Almost 90 per cent of Chilean fruit producers believe they face a fragile or unsustainable future because of the drought affecting large swathes of the country, according to a survey by fruit producer federation Fedefruta.
The survey, entitled ‘Impact of Drought on Chilean Fruit Production’, was created to assess the perception of growers in the country’s main fruit producing regions. Releasing the results last week, Fedefruta said it had collected 375 responses from growers from Atacama to Los Lagos.
The results show that 61.5 per cent of respondents said the scenario they faced due to the water crisis is fragile, with a further 25.9 per cent suggesting the situation is unsustainable. Only 12.5 per cent of respondents believe the situation is sustainable.

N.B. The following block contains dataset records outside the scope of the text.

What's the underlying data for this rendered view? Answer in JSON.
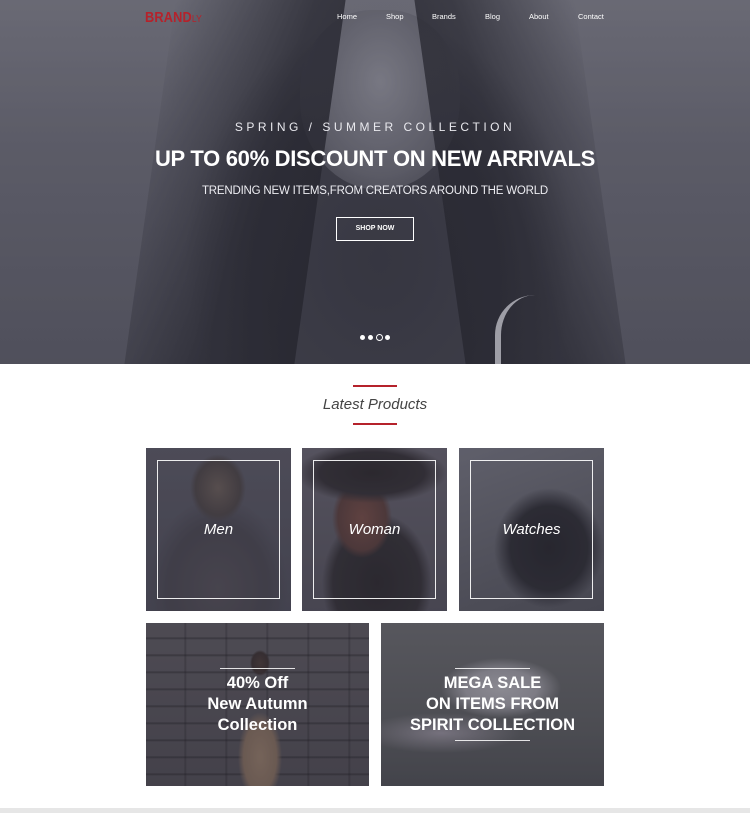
{
  "brand": {
    "name": "BRAND",
    "suffix": "LY",
    "color": "#b5222b"
  },
  "nav": {
    "items": [
      "Home",
      "Shop",
      "Brands",
      "Blog",
      "About",
      "Contact"
    ]
  },
  "hero": {
    "subtitle": "SPRING / SUMMER COLLECTION",
    "title": "UP TO 60% DISCOUNT ON NEW ARRIVALS",
    "description": "TRENDING NEW ITEMS,FROM CREATORS AROUND THE WORLD",
    "cta_label": "SHOP NOW",
    "slides": {
      "count": 4,
      "active_index": 2
    }
  },
  "latest": {
    "title": "Latest Products",
    "categories": [
      "Men",
      "Woman",
      "Watches"
    ]
  },
  "promos": [
    {
      "lines": [
        "40% Off",
        "New Autumn",
        "Collection"
      ]
    },
    {
      "lines": [
        "MEGA SALE",
        "ON ITEMS FROM",
        "SPIRIT COLLECTION"
      ]
    }
  ]
}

Other findings include the fact that 73.6 per cent of respondents said they had had to postpone planned investments in their company, such as replanting or expanding acreage, due to the current water emergency.
On the effects of the drought at farm level, 58.9 per cent of respondents said they would have to stop watering at least 20 per cent of their acreage. “This means six out of ten producers will not be able to irrigate at least one part of their orchards,” said Fedefruta’s president, Jorge Valenzuela.

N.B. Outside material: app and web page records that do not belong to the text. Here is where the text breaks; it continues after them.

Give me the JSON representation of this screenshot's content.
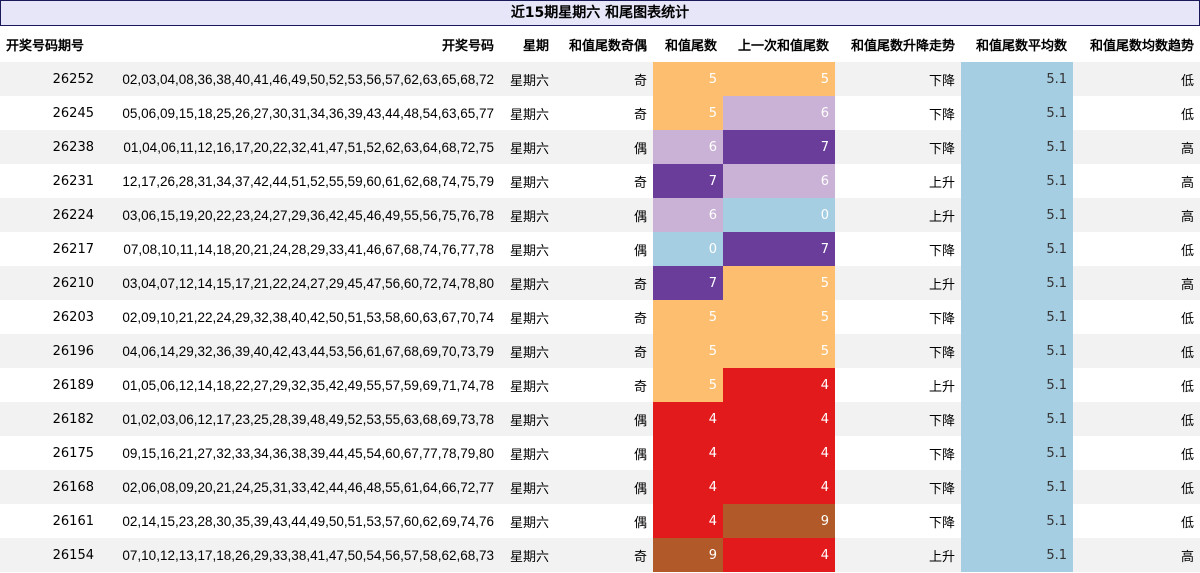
{
  "title": "近15期星期六 和尾图表统计",
  "colors": {
    "5": "#fdbf6f",
    "6": "#cab2d6",
    "7": "#6a3d9a",
    "0": "#a6cee3",
    "4": "#e31a1c",
    "9": "#b15928",
    "avg_bg": "#a6cee3",
    "title_bg": "#e6e6f8"
  },
  "headers": [
    "开奖号码期号",
    "开奖号码",
    "星期",
    "和值尾数奇偶",
    "和值尾数",
    "上一次和值尾数",
    "和值尾数升降走势",
    "和值尾数平均数",
    "和值尾数均数趋势"
  ],
  "rows": [
    {
      "period": "26252",
      "numbers": "02,03,04,08,36,38,40,41,46,49,50,52,53,56,57,62,63,65,68,72",
      "weekday": "星期六",
      "parity": "奇",
      "tail": "5",
      "prev": "5",
      "trend": "下降",
      "avg": "5.1",
      "avg_trend": "低"
    },
    {
      "period": "26245",
      "numbers": "05,06,09,15,18,25,26,27,30,31,34,36,39,43,44,48,54,63,65,77",
      "weekday": "星期六",
      "parity": "奇",
      "tail": "5",
      "prev": "6",
      "trend": "下降",
      "avg": "5.1",
      "avg_trend": "低"
    },
    {
      "period": "26238",
      "numbers": "01,04,06,11,12,16,17,20,22,32,41,47,51,52,62,63,64,68,72,75",
      "weekday": "星期六",
      "parity": "偶",
      "tail": "6",
      "prev": "7",
      "trend": "下降",
      "avg": "5.1",
      "avg_trend": "高"
    },
    {
      "period": "26231",
      "numbers": "12,17,26,28,31,34,37,42,44,51,52,55,59,60,61,62,68,74,75,79",
      "weekday": "星期六",
      "parity": "奇",
      "tail": "7",
      "prev": "6",
      "trend": "上升",
      "avg": "5.1",
      "avg_trend": "高"
    },
    {
      "period": "26224",
      "numbers": "03,06,15,19,20,22,23,24,27,29,36,42,45,46,49,55,56,75,76,78",
      "weekday": "星期六",
      "parity": "偶",
      "tail": "6",
      "prev": "0",
      "trend": "上升",
      "avg": "5.1",
      "avg_trend": "高"
    },
    {
      "period": "26217",
      "numbers": "07,08,10,11,14,18,20,21,24,28,29,33,41,46,67,68,74,76,77,78",
      "weekday": "星期六",
      "parity": "偶",
      "tail": "0",
      "prev": "7",
      "trend": "下降",
      "avg": "5.1",
      "avg_trend": "低"
    },
    {
      "period": "26210",
      "numbers": "03,04,07,12,14,15,17,21,22,24,27,29,45,47,56,60,72,74,78,80",
      "weekday": "星期六",
      "parity": "奇",
      "tail": "7",
      "prev": "5",
      "trend": "上升",
      "avg": "5.1",
      "avg_trend": "高"
    },
    {
      "period": "26203",
      "numbers": "02,09,10,21,22,24,29,32,38,40,42,50,51,53,58,60,63,67,70,74",
      "weekday": "星期六",
      "parity": "奇",
      "tail": "5",
      "prev": "5",
      "trend": "下降",
      "avg": "5.1",
      "avg_trend": "低"
    },
    {
      "period": "26196",
      "numbers": "04,06,14,29,32,36,39,40,42,43,44,53,56,61,67,68,69,70,73,79",
      "weekday": "星期六",
      "parity": "奇",
      "tail": "5",
      "prev": "5",
      "trend": "下降",
      "avg": "5.1",
      "avg_trend": "低"
    },
    {
      "period": "26189",
      "numbers": "01,05,06,12,14,18,22,27,29,32,35,42,49,55,57,59,69,71,74,78",
      "weekday": "星期六",
      "parity": "奇",
      "tail": "5",
      "prev": "4",
      "trend": "上升",
      "avg": "5.1",
      "avg_trend": "低"
    },
    {
      "period": "26182",
      "numbers": "01,02,03,06,12,17,23,25,28,39,48,49,52,53,55,63,68,69,73,78",
      "weekday": "星期六",
      "parity": "偶",
      "tail": "4",
      "prev": "4",
      "trend": "下降",
      "avg": "5.1",
      "avg_trend": "低"
    },
    {
      "period": "26175",
      "numbers": "09,15,16,21,27,32,33,34,36,38,39,44,45,54,60,67,77,78,79,80",
      "weekday": "星期六",
      "parity": "偶",
      "tail": "4",
      "prev": "4",
      "trend": "下降",
      "avg": "5.1",
      "avg_trend": "低"
    },
    {
      "period": "26168",
      "numbers": "02,06,08,09,20,21,24,25,31,33,42,44,46,48,55,61,64,66,72,77",
      "weekday": "星期六",
      "parity": "偶",
      "tail": "4",
      "prev": "4",
      "trend": "下降",
      "avg": "5.1",
      "avg_trend": "低"
    },
    {
      "period": "26161",
      "numbers": "02,14,15,23,28,30,35,39,43,44,49,50,51,53,57,60,62,69,74,76",
      "weekday": "星期六",
      "parity": "偶",
      "tail": "4",
      "prev": "9",
      "trend": "下降",
      "avg": "5.1",
      "avg_trend": "低"
    },
    {
      "period": "26154",
      "numbers": "07,10,12,13,17,18,26,29,33,38,41,47,50,54,56,57,58,62,68,73",
      "weekday": "星期六",
      "parity": "奇",
      "tail": "9",
      "prev": "4",
      "trend": "上升",
      "avg": "5.1",
      "avg_trend": "高"
    }
  ]
}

Extrapolating the results to a national average, this suggests that 34.77 per cent of Chile’s fruit production will face complications, with table grapes, nuts, cherries, top fruit and citrus among the worst affected crops.

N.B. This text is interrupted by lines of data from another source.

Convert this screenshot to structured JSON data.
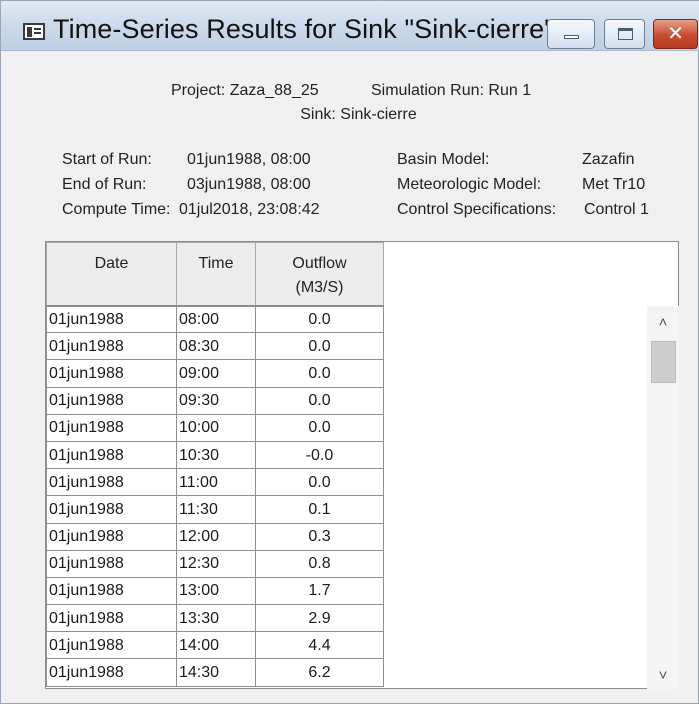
{
  "window": {
    "title": "Time-Series Results for Sink \"Sink-cierre\"",
    "controls": {
      "minimize": "minimize",
      "maximize": "maximize",
      "close": "✕"
    }
  },
  "header": {
    "project": "Project: Zaza_88_25",
    "simulation_run": "Simulation Run: Run 1",
    "sink": "Sink: Sink-cierre"
  },
  "run_info": {
    "start_label": "Start of Run:",
    "start_value": "01jun1988, 08:00",
    "end_label": "End of Run:",
    "end_value": "03jun1988, 08:00",
    "compute_label": "Compute Time:",
    "compute_value": "01jul2018, 23:08:42",
    "basin_label": "Basin Model:",
    "basin_value": "Zazafin",
    "met_label": "Meteorologic Model:",
    "met_value": "Met Tr10",
    "control_label": "Control Specifications:",
    "control_value": "Control 1"
  },
  "table": {
    "columns": [
      "Date",
      "Time",
      "Outflow",
      "(M3/S)"
    ],
    "rows": [
      [
        "01jun1988",
        "08:00",
        "0.0"
      ],
      [
        "01jun1988",
        "08:30",
        "0.0"
      ],
      [
        "01jun1988",
        "09:00",
        "0.0"
      ],
      [
        "01jun1988",
        "09:30",
        "0.0"
      ],
      [
        "01jun1988",
        "10:00",
        "0.0"
      ],
      [
        "01jun1988",
        "10:30",
        "-0.0"
      ],
      [
        "01jun1988",
        "11:00",
        "0.0"
      ],
      [
        "01jun1988",
        "11:30",
        "0.1"
      ],
      [
        "01jun1988",
        "12:00",
        "0.3"
      ],
      [
        "01jun1988",
        "12:30",
        "0.8"
      ],
      [
        "01jun1988",
        "13:00",
        "1.7"
      ],
      [
        "01jun1988",
        "13:30",
        "2.9"
      ],
      [
        "01jun1988",
        "14:00",
        "4.4"
      ],
      [
        "01jun1988",
        "14:30",
        "6.2"
      ]
    ]
  },
  "scrollbar": {
    "up_icon": "chevron-up-icon",
    "down_icon": "chevron-down-icon"
  }
}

Asked whether new technologies such as sensors, big data management and automated irrigation had helped or would help to overcome the present challenges, 45 per cent agreed and a further 41 per cent agreed partially.
Only 4.5 per cent said it would make no difference, suggesting, said Valenzuela, that “the use of new technologies has had a positive impact on the sector”.
However, 10 per cent of respondents said they did not have access to these tool, “so we must continue working at public and private level to ensure that the entire sector can access these technologies,” he continued.
The survey also assessed agricultural employment levels for the 2019/20 campaign. The results revealed that the hiring of seasonal staff to harvest crops could fall by as much as 30.5 per cent due to the water crisis.
Private investment in works
Fedefruta also asked producers, to prioritise the various investment projects that the fruit sector would be willing to finance to improve water provision.
More than half said that government-run reservoirs were the most important provision, while 30 per cent said intrapedial dams, 26 per cent answered infiltration of aquifers and 25 per cent responded a water highway. Only 15 per cent indicated that desalination plants were the most important solution.